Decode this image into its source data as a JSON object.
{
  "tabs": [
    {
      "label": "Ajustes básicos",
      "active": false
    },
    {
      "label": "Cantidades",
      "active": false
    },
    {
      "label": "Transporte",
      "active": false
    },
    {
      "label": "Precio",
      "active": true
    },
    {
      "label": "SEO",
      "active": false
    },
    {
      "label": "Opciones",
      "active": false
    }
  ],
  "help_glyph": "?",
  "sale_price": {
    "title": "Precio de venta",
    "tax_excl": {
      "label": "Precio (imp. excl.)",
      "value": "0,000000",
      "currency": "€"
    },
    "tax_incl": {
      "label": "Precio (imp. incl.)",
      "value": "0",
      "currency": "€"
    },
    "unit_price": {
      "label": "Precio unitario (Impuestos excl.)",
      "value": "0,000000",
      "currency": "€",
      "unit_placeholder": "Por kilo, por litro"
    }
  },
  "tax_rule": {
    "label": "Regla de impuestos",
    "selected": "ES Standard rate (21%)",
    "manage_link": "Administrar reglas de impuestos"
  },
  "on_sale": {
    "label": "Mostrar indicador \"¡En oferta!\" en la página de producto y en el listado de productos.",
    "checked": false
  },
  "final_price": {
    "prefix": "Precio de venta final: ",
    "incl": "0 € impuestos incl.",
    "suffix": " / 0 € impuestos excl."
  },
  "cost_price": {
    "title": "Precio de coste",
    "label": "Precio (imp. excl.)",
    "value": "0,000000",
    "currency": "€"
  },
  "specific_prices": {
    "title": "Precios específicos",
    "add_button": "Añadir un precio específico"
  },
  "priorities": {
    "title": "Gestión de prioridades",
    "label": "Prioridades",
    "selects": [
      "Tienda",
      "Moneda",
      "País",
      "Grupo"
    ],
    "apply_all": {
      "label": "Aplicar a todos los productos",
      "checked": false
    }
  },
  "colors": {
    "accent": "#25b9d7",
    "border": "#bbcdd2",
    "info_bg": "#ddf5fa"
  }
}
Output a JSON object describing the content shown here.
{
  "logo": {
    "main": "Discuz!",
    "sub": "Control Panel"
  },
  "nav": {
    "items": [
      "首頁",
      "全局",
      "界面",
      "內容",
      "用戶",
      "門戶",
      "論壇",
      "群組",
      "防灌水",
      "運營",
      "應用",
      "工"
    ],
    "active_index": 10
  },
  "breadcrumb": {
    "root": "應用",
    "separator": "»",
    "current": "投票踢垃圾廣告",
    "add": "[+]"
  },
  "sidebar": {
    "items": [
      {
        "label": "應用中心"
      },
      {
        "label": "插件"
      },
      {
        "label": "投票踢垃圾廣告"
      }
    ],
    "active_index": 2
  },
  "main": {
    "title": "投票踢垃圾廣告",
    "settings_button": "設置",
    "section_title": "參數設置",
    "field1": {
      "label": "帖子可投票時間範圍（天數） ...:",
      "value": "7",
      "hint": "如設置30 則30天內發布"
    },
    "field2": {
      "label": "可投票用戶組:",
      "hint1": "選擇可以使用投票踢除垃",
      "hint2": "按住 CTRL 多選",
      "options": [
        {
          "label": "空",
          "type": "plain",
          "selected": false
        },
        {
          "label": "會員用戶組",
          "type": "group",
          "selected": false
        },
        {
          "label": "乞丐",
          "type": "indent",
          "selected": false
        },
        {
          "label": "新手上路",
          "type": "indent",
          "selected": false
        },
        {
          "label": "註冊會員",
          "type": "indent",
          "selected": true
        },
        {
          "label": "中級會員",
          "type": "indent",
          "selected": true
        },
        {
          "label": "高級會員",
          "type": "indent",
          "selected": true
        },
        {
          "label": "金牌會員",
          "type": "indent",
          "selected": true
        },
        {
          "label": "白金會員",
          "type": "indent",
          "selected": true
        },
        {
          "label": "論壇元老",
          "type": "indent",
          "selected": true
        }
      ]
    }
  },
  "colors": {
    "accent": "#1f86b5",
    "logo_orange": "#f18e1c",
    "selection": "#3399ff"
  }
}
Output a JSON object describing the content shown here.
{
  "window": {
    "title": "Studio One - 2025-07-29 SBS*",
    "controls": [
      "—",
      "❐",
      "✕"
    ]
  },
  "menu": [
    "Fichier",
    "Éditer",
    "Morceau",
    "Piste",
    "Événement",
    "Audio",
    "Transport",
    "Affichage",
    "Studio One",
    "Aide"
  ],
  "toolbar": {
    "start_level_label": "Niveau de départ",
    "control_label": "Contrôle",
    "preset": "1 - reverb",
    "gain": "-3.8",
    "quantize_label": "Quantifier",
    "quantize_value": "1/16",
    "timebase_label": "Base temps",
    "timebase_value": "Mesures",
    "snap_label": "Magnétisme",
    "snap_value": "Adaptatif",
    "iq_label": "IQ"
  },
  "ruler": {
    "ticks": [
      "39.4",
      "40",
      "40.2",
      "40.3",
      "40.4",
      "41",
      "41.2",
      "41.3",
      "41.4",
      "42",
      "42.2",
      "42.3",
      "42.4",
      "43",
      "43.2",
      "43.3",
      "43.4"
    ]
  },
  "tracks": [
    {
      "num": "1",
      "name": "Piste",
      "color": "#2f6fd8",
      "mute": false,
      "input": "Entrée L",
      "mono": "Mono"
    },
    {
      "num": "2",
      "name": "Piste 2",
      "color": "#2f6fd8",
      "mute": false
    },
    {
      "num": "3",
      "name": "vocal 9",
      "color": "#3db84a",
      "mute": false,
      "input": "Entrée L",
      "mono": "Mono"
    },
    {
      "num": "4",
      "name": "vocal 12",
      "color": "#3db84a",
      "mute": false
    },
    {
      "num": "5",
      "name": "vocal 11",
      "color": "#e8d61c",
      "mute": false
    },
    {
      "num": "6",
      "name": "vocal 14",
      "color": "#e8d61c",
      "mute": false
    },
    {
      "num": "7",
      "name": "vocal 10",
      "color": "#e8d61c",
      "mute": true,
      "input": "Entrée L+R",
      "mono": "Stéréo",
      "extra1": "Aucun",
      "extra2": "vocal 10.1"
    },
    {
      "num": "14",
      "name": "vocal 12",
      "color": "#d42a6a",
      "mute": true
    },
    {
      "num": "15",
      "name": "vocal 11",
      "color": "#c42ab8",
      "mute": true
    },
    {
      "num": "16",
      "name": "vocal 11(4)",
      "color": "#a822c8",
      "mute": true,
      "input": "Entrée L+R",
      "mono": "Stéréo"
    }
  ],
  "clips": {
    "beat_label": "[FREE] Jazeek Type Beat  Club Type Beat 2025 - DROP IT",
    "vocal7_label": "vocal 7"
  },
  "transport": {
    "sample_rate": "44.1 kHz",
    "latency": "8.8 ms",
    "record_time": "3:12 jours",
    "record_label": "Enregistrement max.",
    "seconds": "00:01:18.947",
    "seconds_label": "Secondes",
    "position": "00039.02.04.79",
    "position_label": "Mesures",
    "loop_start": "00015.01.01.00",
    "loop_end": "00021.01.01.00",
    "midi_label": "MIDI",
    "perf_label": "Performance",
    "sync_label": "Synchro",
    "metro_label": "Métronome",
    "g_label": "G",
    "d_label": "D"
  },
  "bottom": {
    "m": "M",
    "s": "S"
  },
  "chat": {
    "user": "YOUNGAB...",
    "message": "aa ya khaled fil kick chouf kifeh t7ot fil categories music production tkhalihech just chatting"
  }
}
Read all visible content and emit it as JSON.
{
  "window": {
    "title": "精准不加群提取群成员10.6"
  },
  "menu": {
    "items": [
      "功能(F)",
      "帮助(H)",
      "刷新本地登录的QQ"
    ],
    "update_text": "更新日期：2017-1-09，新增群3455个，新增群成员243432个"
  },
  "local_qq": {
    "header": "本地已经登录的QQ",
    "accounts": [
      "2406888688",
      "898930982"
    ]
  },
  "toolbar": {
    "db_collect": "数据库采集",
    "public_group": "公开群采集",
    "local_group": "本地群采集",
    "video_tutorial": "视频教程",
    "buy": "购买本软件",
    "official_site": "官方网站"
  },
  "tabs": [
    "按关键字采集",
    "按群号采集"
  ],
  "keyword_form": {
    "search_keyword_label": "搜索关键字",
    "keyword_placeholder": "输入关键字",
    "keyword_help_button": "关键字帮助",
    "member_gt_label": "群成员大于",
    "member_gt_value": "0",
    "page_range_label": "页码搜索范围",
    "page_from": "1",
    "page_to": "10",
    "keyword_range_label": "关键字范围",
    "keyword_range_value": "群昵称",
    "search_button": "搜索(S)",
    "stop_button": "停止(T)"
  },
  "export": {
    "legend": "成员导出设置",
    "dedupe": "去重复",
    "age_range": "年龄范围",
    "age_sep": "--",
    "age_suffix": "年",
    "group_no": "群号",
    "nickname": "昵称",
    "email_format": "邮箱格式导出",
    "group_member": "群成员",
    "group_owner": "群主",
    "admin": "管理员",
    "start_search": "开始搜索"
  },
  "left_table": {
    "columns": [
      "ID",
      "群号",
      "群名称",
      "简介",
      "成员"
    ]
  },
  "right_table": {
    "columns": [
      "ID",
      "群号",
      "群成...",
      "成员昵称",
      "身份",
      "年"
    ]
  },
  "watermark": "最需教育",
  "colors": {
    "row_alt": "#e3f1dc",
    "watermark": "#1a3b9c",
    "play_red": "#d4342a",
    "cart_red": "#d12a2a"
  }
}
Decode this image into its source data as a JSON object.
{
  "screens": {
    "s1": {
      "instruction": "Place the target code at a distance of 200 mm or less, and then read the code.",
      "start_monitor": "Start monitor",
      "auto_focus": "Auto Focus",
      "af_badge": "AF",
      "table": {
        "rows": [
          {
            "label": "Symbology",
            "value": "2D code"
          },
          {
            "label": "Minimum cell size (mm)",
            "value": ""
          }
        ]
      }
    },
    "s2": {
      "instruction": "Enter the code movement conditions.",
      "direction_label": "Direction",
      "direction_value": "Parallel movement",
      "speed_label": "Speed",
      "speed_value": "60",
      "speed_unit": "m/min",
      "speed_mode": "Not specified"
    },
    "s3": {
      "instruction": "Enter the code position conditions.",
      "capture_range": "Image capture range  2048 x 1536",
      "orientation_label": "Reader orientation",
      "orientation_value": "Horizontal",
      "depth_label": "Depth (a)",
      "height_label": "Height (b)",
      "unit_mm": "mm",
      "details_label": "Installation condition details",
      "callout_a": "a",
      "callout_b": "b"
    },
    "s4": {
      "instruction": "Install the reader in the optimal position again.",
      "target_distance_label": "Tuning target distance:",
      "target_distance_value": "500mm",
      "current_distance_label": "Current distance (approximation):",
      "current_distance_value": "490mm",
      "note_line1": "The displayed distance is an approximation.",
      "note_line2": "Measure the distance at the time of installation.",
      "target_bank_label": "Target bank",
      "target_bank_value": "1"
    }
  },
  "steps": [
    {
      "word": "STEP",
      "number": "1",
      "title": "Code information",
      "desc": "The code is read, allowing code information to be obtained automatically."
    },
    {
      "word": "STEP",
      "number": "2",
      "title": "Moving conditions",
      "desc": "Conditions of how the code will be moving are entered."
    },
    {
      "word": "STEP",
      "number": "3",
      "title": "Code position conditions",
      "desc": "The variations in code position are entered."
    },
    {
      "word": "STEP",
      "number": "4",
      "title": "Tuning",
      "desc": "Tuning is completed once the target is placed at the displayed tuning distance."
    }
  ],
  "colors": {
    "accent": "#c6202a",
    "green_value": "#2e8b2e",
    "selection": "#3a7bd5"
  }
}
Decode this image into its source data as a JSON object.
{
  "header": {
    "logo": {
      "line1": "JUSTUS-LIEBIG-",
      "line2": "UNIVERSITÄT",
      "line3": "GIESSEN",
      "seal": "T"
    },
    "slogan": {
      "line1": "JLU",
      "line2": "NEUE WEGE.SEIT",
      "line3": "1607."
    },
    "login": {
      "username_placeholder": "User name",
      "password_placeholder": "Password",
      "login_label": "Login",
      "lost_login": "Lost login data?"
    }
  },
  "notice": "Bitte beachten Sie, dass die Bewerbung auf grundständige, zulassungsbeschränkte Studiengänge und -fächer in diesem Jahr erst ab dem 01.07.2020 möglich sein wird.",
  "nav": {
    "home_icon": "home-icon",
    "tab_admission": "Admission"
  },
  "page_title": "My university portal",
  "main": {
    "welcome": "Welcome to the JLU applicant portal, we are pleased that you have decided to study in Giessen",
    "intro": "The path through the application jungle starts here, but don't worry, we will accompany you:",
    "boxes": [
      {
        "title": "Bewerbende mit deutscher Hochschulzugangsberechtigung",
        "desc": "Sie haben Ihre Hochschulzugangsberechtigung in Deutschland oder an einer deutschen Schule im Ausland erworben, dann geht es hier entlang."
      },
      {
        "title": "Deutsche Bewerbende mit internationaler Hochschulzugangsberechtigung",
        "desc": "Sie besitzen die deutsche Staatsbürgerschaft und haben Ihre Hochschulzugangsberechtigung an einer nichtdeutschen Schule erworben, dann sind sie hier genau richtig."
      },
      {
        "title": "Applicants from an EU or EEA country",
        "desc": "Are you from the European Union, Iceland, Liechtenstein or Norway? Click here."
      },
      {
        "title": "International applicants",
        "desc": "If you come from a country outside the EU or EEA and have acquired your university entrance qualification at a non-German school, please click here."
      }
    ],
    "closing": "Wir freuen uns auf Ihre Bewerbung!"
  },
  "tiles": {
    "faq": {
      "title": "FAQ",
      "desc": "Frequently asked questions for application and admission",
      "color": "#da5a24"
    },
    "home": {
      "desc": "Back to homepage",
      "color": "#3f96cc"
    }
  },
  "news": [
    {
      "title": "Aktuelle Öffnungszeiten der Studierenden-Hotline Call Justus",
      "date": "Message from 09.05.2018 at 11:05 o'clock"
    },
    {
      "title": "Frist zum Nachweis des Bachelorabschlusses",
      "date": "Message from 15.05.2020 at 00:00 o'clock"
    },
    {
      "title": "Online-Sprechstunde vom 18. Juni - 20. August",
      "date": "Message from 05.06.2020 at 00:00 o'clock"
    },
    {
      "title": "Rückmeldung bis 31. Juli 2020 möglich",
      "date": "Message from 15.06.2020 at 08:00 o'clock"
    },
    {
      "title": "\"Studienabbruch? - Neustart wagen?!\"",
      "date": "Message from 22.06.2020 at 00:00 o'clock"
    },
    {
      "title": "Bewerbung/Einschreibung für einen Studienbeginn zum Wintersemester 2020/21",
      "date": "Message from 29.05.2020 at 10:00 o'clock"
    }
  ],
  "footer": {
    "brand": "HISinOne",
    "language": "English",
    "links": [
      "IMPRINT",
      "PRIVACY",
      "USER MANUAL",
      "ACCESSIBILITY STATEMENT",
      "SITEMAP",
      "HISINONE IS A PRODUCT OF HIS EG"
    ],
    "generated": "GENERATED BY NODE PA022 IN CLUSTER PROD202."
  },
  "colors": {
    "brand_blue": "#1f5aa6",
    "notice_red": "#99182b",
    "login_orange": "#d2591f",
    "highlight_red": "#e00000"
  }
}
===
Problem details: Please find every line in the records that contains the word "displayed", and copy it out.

Solution:
      "note_line1": "The displayed distance is an approximation.",
      "desc": "Tuning is completed once the target is placed at the displayed tuning distance."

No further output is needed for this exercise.